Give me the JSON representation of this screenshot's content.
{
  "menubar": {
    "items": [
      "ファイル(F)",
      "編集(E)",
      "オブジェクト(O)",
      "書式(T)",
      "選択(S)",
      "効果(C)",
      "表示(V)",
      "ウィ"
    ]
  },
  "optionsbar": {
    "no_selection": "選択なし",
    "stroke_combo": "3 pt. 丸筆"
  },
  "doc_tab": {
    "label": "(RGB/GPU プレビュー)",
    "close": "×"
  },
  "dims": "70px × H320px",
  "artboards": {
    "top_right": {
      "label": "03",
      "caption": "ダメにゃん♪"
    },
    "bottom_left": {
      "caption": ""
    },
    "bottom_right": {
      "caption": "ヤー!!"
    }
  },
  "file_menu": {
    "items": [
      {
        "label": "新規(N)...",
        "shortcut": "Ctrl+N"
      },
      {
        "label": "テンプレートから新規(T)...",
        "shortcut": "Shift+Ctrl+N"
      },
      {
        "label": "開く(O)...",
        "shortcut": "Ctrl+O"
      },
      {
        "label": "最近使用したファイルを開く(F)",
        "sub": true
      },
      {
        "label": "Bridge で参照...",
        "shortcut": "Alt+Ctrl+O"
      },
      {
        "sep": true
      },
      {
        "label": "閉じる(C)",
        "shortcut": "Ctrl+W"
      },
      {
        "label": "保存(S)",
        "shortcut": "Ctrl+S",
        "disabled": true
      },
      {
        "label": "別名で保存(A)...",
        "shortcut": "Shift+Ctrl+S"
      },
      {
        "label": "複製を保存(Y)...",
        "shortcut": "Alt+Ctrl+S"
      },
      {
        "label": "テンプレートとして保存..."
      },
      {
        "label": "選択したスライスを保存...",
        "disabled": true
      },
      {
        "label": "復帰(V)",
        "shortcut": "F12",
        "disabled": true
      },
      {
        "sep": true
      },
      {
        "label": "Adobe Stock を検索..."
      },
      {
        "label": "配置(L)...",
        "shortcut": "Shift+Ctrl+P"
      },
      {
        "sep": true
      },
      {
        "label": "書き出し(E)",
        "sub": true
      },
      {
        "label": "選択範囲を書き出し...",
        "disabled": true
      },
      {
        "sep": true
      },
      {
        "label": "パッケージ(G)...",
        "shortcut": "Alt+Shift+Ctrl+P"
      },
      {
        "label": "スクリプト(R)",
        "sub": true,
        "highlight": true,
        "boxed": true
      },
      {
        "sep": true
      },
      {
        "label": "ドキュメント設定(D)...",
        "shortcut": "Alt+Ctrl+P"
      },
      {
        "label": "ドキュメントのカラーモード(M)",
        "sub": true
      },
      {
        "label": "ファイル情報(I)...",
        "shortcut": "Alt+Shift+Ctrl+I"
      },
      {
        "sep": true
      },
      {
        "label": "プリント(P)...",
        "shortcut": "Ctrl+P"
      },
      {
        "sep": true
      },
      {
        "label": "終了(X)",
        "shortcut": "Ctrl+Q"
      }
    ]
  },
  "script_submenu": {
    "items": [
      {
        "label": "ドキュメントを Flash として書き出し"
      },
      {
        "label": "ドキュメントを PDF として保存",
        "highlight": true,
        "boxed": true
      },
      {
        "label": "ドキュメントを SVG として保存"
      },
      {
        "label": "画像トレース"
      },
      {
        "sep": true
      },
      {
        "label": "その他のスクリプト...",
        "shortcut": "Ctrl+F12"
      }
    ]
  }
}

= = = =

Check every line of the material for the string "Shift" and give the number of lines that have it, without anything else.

5